Recent medical developments now make it possible to prolong artificially the process of dying in those whose deaths would otherwise be imminent. These developments have kept many patients alive after they have become incompetent and are close to death or in a persistent vegetative state, with no chance of recovery. Often these patients, before becoming incompetent, have not expressed their views in an enforceable way or have not had the opportunity to record their views on issues of death and dying.

The prolongation of their lives through such procedures takes an enormous toll upon the spiritual, emotional and economic resources of the patients and their families and friends, and at times can result in protracted litigation. Clergy, physicians and other health care providers are often confronted with a variety of irreconcilable or unresolvable moral and ethical conflicts when patients have not expressed whether they want such procedures used to prolong their lives.

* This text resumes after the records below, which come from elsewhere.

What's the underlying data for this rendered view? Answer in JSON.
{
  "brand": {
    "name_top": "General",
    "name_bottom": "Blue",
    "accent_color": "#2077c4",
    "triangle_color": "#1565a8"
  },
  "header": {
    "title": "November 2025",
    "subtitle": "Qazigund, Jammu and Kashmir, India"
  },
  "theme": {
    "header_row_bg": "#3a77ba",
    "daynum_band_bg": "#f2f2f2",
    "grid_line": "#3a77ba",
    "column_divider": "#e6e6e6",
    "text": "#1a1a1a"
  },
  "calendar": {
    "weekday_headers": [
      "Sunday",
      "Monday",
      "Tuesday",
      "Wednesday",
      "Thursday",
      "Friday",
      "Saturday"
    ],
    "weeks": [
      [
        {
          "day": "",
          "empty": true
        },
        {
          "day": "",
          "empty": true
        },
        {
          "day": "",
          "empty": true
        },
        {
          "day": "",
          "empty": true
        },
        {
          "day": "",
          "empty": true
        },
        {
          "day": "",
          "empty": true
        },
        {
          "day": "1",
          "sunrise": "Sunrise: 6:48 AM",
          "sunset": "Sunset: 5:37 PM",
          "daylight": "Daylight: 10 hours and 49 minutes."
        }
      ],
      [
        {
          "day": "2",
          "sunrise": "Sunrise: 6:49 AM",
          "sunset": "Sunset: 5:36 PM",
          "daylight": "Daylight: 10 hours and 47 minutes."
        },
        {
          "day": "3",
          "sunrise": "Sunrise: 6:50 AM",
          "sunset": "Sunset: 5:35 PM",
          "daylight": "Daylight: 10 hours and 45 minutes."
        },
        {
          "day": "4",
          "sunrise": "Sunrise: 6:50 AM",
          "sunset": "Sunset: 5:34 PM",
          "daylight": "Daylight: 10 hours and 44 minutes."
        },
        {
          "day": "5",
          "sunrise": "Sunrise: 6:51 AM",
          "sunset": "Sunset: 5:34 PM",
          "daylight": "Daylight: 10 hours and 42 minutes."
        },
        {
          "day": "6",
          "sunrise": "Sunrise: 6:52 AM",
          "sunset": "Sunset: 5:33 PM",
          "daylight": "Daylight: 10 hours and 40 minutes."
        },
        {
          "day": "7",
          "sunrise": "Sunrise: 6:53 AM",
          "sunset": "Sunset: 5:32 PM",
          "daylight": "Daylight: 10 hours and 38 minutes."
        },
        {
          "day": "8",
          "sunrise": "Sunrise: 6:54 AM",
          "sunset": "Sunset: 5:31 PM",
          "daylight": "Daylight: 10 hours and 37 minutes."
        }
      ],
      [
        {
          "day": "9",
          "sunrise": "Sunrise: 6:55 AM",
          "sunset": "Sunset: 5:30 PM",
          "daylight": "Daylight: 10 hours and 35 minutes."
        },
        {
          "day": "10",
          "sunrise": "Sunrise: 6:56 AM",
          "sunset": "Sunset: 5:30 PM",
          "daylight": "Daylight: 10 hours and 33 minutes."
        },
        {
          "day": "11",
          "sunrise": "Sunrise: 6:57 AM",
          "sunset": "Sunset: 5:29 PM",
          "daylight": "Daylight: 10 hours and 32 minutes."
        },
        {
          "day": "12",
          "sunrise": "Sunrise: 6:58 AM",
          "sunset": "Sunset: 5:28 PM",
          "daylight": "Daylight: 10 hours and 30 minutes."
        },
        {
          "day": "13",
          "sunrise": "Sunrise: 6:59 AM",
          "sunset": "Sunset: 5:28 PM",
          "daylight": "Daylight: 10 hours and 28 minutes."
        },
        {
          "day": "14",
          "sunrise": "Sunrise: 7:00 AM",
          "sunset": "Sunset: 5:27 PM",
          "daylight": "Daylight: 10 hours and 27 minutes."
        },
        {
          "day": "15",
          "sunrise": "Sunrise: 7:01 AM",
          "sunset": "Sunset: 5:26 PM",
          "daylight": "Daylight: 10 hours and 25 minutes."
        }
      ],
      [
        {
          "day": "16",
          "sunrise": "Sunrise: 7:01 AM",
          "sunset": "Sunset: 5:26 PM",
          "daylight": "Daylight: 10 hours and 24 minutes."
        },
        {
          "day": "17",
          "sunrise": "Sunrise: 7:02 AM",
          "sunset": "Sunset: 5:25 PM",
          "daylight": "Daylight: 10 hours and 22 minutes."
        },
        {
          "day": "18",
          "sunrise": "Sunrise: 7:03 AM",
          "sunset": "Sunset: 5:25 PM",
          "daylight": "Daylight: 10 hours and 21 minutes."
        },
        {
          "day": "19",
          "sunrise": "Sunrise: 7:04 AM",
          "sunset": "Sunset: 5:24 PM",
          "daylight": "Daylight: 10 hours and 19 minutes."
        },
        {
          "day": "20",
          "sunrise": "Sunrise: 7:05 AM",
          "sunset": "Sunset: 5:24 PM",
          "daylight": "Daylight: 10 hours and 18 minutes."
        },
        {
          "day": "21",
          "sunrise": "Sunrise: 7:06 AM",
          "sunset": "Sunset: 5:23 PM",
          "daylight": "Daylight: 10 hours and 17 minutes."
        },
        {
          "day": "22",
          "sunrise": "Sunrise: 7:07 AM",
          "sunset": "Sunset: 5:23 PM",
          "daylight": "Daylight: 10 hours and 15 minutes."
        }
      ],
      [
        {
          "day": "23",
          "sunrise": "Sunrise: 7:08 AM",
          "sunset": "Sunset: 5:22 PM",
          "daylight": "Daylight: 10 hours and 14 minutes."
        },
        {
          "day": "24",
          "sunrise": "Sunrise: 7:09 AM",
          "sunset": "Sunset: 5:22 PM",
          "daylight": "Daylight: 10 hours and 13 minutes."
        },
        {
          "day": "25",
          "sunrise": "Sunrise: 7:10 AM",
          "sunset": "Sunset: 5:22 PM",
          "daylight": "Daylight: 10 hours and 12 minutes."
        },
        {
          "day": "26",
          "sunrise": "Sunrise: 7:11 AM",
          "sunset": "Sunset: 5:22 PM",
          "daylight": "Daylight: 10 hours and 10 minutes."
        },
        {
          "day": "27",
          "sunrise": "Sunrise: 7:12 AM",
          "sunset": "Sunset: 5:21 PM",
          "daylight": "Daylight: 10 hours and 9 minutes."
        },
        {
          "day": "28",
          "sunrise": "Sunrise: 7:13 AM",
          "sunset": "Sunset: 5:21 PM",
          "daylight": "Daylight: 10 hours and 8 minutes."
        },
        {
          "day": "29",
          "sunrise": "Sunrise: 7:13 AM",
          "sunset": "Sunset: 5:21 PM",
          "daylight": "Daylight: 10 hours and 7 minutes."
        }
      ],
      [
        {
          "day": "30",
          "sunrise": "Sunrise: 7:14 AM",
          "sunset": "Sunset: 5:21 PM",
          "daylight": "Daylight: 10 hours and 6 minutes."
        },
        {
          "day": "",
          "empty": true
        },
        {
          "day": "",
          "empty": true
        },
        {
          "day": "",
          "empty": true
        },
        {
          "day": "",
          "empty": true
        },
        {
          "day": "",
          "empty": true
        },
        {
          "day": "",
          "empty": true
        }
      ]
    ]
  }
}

In 1990, in the landmark decision in Cruzan v. Director, Missouri Department of Health, the United States Supreme Court affirmed that 1) a competent person has a right to refuse unwanted medical treatment, 2) that right survives incompetency, and 3) that right should be protected when a decision to refuse treatment is clearly expressed with specificity by a patient, when competent. The Cruzan decision makes clear the importance of expressing and recording one's wishes before illness strikes, to insure that those wishes will be honored, to give guidance to physicians, other health care providers, family, friends, and clergy, and to avoid the trauma which ensues when a patient's wishes are either unknown or not clearly recorded.

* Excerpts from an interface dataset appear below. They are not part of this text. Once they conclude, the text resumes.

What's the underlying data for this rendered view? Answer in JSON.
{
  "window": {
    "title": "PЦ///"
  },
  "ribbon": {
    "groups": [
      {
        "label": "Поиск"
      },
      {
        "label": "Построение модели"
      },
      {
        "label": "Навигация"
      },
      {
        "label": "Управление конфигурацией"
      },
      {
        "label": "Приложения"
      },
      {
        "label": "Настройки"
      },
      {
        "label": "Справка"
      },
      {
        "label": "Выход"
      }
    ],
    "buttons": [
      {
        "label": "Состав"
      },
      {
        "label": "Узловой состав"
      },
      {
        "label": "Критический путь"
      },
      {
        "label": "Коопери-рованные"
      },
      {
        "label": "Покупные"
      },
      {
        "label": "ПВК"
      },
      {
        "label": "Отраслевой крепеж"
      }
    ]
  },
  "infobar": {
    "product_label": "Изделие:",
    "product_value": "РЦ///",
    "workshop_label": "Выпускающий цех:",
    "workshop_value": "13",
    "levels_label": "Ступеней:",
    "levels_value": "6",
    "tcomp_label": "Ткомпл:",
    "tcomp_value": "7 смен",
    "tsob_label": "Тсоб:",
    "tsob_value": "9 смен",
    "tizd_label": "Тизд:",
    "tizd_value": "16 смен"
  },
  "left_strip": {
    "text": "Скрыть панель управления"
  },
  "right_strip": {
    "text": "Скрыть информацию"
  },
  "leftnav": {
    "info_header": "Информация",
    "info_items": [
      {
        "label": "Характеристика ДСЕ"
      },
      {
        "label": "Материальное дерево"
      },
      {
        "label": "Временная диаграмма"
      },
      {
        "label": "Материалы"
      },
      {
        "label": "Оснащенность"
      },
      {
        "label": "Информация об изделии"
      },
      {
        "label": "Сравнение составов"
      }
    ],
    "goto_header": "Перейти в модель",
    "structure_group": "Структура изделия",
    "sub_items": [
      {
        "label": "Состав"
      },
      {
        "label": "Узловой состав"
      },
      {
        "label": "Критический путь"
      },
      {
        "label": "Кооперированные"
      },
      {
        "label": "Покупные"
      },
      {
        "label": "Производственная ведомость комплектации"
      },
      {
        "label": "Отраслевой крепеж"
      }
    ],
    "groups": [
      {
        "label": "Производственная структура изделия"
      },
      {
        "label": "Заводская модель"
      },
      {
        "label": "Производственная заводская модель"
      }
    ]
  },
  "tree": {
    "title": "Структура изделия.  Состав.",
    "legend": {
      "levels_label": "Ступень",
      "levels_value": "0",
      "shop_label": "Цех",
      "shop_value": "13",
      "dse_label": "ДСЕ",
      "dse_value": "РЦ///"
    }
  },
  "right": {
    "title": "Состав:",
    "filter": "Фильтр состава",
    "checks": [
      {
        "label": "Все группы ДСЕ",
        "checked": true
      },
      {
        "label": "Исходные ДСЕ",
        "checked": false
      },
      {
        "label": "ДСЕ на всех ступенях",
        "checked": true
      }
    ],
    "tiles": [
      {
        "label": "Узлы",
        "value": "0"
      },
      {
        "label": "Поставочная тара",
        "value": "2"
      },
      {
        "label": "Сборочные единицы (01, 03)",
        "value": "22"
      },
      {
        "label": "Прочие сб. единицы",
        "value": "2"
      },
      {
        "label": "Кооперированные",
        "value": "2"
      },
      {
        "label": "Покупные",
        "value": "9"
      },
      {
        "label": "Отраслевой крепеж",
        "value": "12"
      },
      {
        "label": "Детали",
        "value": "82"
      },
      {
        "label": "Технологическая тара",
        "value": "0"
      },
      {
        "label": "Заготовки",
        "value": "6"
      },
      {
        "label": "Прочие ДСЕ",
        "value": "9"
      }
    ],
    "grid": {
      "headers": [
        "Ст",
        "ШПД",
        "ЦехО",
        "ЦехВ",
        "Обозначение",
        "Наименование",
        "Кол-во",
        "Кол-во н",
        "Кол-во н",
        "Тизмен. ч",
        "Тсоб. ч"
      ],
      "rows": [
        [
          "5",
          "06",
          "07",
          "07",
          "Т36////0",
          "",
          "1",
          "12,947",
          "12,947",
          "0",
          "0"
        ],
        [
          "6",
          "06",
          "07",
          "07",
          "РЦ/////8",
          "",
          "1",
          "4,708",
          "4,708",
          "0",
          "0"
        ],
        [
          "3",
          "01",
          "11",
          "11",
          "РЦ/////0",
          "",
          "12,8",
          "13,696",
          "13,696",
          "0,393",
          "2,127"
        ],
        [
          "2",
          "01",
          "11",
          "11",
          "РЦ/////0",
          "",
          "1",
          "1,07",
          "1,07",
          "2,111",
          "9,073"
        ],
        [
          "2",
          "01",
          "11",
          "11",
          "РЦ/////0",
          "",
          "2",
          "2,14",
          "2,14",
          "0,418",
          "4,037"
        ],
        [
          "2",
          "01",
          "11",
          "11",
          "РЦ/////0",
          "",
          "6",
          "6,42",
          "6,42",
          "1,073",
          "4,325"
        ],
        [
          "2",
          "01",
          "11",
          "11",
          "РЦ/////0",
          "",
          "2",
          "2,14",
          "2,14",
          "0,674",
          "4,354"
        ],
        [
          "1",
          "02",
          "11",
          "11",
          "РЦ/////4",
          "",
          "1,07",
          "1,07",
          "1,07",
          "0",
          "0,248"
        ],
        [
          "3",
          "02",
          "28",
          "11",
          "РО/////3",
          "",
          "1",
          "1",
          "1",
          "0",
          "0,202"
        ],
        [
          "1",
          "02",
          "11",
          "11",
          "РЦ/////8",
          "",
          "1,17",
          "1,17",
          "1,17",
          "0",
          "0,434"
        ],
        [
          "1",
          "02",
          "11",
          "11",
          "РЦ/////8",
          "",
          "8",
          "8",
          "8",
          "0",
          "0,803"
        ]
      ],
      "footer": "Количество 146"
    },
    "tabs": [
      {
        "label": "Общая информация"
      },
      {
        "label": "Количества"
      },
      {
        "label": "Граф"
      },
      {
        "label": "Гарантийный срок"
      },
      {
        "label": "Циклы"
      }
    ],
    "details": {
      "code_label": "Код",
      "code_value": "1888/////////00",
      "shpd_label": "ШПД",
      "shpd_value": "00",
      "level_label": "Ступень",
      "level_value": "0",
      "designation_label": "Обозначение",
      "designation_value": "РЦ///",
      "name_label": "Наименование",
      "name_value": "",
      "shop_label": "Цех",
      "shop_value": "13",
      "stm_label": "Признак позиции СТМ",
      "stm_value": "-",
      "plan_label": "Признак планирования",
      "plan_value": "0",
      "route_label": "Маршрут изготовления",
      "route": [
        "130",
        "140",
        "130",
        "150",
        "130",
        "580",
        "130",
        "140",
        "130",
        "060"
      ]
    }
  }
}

THEREFORE, the Union of American Hebrew Congregations resolves to:

  1. Reaffirm that in accordance with Jewish tradition each individual has the ethical, moral and legal right to make his own or her own health care decisions, and that such right survives incompetency.
  2. Develop and promote educational programs to inform each member of the existence of issues relating to death and dying which often require difficult decisions and to urge members to discuss such issues with their families, friends, physicians, rabbis and cantors.
  3. To encourage members of our congregations to use advance health care directives and/or other legally acceptable and binding writings, such as living wills and durable health care powers of attorney, as well as the words "living will" placed on all state driver's licenses, for the purpose of memorializing their respective decisions with respect to the administration of life-sustaining medical treatment and procedures in the event of their incompetency accompanied by a terminal illness or a persistent vegetative state, with no chance of recovery.
  4. To promote and support the enactment of national, state, and provincial legislation, preferably of a uniform nature, designed to facilitate the decision making process set forth above.
  5. Call upon all member congregations to support and join in these efforts.